They are hoping Allen Onyia, who co-founded UpscaleHype in 2008, can usher in a new chapter for the brand as artistic director for the men's and women's collections. Onyia, who is based in Houston, has no formal design experience, but he's spent the last decade identifying what celebrities and athletes like LeBron James, ASAP Rocky, and Pharrell Williams are wearing—and building relationships with them.

"I wasn't necessarily looking for somebody who's got technical design chops because I've got a whole design team here that has that," said Chelsea Grayson, True Religion's chief executive officer, who joined last November and was previously the CEO at American Apparel. "For me, it was about looking at the person and saying, 'How does this person live every day authentically? How is this person dressing themselves?' Because if you're not dressing yourself in the way that I want to dress my customer, how can you possibly relate to my customer organically?"

Grayson and Onyia have come to the brand at an interesting time. Kym Gold, who co-founded the business with her then-husband Jeff Lubell in 2002, left the company in 2007, before it was sold to TowerBrook Capital in 2013 for $835 million. But by 2017, the company lost $78.5 million on revenue of $369.5 million and had to file for bankruptcy.
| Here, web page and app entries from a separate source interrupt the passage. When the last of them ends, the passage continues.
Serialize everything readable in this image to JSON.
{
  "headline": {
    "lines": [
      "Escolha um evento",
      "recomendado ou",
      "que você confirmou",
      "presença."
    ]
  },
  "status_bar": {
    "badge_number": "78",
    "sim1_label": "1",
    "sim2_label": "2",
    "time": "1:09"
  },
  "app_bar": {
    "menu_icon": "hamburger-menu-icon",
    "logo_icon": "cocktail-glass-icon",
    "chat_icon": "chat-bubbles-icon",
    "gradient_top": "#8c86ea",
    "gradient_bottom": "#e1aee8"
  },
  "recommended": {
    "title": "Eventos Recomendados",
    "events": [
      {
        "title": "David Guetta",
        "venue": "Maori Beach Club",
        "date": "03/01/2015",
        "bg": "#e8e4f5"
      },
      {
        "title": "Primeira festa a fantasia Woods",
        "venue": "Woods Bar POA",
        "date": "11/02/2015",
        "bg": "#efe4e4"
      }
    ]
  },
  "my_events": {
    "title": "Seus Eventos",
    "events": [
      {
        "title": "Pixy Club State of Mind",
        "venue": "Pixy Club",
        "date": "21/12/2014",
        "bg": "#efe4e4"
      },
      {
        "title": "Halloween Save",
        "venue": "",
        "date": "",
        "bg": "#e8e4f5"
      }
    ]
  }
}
True Religion's decline can be attributed to industry trends like the rise of fast fashion, the increase of online shopping, and a downturn in the premium denim category. But True Religion also zigged and zagged with brand message. In 2015, it brought on NBA star Russell Westbrook as a creative director. In 2017, it featured The Get Down actress Herizen Guardiola and Tommy Lee in a digital campaign. And just last August, Bella Hadid was named the face of the brand.
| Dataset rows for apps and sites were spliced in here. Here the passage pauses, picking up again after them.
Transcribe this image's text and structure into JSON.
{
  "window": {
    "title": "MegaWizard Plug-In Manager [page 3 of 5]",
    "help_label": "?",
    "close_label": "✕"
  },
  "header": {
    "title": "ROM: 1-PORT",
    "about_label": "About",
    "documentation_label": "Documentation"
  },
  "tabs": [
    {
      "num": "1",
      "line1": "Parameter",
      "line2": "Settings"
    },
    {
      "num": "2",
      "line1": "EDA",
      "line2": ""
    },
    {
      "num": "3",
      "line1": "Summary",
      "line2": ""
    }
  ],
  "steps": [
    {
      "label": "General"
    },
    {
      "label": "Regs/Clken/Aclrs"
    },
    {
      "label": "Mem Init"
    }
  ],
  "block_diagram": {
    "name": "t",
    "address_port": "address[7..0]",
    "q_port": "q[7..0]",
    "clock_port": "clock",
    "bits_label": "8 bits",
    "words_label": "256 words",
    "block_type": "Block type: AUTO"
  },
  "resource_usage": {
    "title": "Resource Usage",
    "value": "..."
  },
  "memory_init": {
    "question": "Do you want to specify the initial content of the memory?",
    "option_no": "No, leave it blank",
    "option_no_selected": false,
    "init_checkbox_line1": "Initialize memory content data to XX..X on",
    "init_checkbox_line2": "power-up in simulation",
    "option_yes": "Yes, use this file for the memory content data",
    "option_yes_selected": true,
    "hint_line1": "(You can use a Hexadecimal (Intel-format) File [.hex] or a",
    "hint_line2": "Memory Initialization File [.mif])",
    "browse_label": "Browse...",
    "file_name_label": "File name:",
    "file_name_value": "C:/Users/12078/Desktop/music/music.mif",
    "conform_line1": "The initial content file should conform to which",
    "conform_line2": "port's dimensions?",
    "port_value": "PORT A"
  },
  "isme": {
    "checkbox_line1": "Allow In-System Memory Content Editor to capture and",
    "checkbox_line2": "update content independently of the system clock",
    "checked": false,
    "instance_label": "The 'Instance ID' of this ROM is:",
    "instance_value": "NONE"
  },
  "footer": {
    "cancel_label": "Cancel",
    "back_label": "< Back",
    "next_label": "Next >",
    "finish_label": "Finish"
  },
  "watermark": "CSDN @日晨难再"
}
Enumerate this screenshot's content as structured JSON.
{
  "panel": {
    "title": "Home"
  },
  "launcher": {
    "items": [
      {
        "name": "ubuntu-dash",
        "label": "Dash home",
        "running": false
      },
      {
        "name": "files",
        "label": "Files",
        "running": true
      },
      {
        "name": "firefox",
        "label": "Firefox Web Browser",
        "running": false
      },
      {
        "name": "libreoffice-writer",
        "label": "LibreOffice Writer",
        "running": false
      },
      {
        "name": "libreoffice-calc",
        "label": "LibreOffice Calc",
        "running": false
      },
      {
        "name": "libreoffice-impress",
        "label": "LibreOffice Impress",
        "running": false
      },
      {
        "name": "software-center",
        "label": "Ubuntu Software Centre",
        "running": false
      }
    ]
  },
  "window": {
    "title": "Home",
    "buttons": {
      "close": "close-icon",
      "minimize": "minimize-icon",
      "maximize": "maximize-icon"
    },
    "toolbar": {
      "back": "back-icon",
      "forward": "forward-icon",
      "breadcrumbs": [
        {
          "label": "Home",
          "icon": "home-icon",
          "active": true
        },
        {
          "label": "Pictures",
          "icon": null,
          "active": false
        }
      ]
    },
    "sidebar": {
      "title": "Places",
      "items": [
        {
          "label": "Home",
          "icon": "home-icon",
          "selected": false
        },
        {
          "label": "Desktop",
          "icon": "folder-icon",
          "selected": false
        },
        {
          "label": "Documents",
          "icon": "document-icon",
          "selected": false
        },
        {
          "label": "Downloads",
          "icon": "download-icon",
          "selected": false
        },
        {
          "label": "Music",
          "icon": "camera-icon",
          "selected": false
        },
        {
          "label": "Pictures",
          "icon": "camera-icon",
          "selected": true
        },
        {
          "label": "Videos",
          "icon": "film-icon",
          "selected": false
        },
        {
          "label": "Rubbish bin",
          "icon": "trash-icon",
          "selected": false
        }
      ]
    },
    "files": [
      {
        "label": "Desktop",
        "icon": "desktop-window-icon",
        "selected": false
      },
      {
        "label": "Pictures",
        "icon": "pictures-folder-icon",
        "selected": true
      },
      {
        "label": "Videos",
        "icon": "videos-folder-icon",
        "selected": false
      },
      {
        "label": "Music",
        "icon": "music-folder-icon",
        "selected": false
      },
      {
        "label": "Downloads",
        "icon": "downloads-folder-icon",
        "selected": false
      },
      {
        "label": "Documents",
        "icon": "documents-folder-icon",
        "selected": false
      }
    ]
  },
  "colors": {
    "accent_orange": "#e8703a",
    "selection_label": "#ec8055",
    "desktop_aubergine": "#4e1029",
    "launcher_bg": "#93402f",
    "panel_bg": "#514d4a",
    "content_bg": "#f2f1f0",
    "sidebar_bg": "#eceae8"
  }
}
"When you try to be everything to everybody, you're never going to be the right thing to the right person you want to target," said Grayson. "But during a podcast we did with Karen Civil, she said right off the bat, 'Look, you guys are one of the original streetwear brands.' And that's what I've always felt. I was born and raised in L.A., just like True Religion, and it emerged as a streetwear brand."
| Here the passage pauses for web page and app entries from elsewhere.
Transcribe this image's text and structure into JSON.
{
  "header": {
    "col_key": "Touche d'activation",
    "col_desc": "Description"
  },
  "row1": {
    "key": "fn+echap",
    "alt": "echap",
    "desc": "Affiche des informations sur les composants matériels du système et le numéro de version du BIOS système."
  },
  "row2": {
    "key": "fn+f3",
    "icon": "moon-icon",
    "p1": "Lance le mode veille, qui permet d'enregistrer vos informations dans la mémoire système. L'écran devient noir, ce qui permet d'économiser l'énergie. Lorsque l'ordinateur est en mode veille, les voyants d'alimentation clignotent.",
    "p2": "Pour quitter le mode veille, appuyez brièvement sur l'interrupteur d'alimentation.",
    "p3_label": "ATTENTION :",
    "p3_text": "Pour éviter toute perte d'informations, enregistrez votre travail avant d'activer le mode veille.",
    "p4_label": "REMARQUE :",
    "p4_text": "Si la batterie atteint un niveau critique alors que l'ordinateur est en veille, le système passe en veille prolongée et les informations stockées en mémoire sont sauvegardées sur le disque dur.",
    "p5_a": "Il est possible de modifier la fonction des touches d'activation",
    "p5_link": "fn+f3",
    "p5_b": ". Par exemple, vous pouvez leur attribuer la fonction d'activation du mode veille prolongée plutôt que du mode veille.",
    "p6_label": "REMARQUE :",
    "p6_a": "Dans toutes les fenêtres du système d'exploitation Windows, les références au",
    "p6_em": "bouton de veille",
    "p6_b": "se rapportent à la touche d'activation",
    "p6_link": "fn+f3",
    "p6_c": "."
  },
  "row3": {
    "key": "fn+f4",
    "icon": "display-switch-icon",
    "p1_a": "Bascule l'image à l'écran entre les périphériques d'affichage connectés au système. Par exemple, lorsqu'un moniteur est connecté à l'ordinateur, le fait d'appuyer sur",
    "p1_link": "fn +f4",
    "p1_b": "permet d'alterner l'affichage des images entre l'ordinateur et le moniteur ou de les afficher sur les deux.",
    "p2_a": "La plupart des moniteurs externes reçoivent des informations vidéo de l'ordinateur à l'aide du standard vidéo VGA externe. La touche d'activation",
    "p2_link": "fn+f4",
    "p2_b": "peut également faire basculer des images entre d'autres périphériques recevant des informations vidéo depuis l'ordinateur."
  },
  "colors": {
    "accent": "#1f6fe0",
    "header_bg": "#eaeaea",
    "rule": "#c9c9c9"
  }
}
Streetwear means different things to different people, but in the traditional sense—T-shirt brands that typically target skate, surf, and black culture—True Religion isn't a streetwear brand. It's a premium denim brand that was embraced by hip-hop. But with that association in mind, True Religion is focused on targeting the consumers Onyia is reaching with UpscaleHype. 

 
 
 
 
 
 
 
 
 
 
 
 
 
 

A man of color. #UpscaleLife

A post shared by Allen Onyia (@allenonyia) on Apr 1, 2019 at 6:47pm PDT

Before getting this position, Onyia worked with True Religion on a customization activation at Travis Scott's Astroworld Festival in Houston and a limited edition T-shirt drop.

Onyia, 33, remembers True Religion as a hot brand when he was growing up, but his plan is to elevate it and move it beyond denim. He does want to maintain some of the line’s signatures, but believes shoppers today are looking for novelty denim.

"They were interested in bringing me on to show that True Religion is more than just a denim brand. We will be more fashion... I won't say fashion-forward, but we will be more fashion-leaning," said Onyia. "Denim is still the foundation, but we will be offering just more of what you're seeing now in the fashion community or in the streetwear community."

These new designs will be coupled with limited-edition drops and collaborations. Onyia said UpscaleHype will continue—he has a team in place—but it will remain a separate business, and True Religion will only be integrated onto the platform if it makes sense.

"That's not something that's going to be forced. I mean, it's like UpscaleHype, for the most part, has always been an organic platform," said Onyia.

When Onyia started UpscaleHype, he said the goal was always to work with artists and brands, and the True Religion position offers him the chance to do both on a larger scale. Whether or not this tie-in will work has yet to be determined, but Grayson is confident about the choice.

“I think that my movement forward with the company is very nontraditional, and I wanted to pick a very nontraditional path,” said Grayson. “So it was just his eye, it was his own personal style, and it was how he styled his clients.”